Material provided -
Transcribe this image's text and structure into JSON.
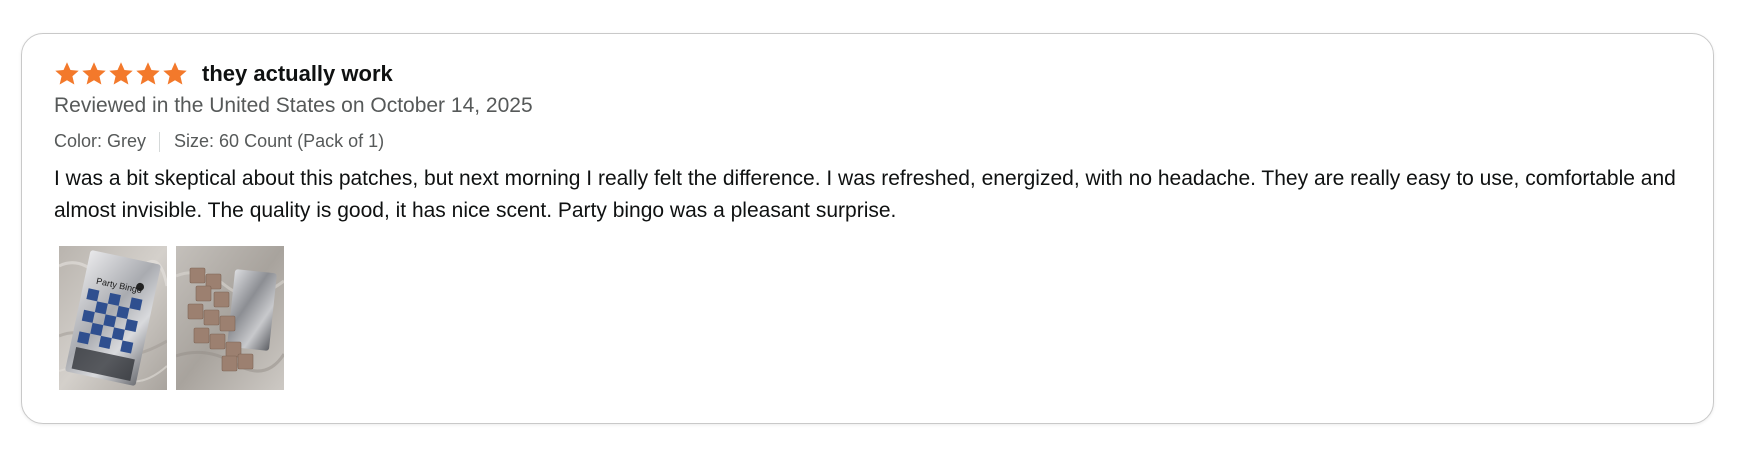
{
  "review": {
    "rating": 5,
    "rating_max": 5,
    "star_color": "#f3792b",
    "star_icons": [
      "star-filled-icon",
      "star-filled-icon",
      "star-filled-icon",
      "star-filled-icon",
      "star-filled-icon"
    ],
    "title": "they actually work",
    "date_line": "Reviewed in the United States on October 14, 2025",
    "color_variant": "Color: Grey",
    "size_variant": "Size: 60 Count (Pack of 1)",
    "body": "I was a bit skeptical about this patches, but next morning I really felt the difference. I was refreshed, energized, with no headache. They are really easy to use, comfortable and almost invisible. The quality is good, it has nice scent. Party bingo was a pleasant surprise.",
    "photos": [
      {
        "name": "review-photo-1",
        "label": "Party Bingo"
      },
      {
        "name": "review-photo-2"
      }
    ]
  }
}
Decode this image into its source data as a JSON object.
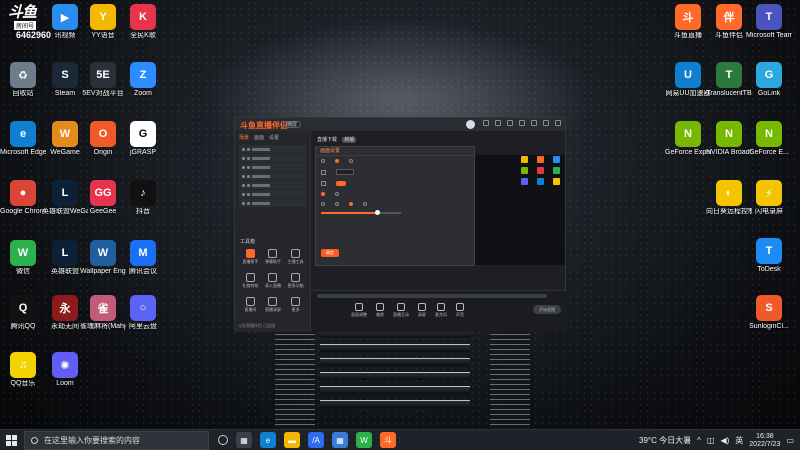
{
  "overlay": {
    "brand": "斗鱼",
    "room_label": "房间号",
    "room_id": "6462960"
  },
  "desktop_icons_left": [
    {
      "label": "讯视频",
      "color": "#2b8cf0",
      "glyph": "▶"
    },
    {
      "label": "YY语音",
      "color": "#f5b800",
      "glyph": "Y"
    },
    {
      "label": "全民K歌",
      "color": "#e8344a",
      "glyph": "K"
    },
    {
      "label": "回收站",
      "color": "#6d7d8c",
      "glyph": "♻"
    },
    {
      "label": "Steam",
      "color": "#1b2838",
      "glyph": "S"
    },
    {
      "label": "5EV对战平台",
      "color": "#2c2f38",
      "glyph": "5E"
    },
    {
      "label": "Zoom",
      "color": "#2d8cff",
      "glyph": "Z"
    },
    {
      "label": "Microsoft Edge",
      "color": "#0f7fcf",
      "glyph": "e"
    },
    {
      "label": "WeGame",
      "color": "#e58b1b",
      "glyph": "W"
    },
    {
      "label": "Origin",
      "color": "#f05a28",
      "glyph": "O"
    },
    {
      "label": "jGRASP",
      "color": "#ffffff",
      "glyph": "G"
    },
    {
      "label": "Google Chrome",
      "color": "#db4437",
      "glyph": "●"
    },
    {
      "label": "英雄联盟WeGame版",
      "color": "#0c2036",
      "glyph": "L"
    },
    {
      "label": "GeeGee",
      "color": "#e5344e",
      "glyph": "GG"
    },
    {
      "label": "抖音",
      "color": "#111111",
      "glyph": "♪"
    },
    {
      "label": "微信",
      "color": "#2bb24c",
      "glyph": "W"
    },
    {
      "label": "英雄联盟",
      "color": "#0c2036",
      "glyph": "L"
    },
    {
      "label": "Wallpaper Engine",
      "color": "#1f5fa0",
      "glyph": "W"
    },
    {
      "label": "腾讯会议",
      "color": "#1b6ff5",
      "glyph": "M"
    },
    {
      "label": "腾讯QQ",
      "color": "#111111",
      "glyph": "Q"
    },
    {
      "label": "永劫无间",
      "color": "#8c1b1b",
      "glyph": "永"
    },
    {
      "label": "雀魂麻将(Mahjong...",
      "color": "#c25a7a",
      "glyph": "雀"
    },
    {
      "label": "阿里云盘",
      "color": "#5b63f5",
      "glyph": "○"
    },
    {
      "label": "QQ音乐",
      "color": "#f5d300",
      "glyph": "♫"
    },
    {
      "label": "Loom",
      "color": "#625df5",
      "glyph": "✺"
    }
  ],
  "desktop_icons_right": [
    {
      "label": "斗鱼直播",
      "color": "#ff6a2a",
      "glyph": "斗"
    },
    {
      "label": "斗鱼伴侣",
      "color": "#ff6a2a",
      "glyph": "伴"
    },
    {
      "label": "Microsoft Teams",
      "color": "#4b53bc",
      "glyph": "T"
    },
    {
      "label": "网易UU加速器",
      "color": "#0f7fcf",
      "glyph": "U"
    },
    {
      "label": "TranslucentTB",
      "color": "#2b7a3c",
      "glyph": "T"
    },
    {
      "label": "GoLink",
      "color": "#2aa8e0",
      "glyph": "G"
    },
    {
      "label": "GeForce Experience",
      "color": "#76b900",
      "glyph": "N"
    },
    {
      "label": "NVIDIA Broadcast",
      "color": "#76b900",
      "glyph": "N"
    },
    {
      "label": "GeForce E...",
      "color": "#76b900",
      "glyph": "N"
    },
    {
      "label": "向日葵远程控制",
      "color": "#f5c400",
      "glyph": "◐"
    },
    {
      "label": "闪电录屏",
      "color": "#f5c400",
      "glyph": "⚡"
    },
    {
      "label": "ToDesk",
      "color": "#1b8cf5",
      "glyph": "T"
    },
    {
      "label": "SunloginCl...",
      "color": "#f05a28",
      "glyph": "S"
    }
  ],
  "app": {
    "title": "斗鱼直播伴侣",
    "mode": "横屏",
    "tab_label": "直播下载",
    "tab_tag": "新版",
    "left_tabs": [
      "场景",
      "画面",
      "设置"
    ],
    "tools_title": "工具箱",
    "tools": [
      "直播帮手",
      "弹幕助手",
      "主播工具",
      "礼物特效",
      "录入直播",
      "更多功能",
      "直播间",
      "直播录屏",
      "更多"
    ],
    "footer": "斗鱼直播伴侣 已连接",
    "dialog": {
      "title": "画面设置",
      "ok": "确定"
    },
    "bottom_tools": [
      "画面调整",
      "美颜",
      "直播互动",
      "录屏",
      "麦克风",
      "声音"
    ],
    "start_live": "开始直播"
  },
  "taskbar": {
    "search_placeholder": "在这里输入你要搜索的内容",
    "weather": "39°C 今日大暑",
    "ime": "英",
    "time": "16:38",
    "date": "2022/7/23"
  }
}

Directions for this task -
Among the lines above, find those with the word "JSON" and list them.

Solution to this task -
Transcribe this image's text and structure into JSON.
Decode this image into its source data as a JSON object.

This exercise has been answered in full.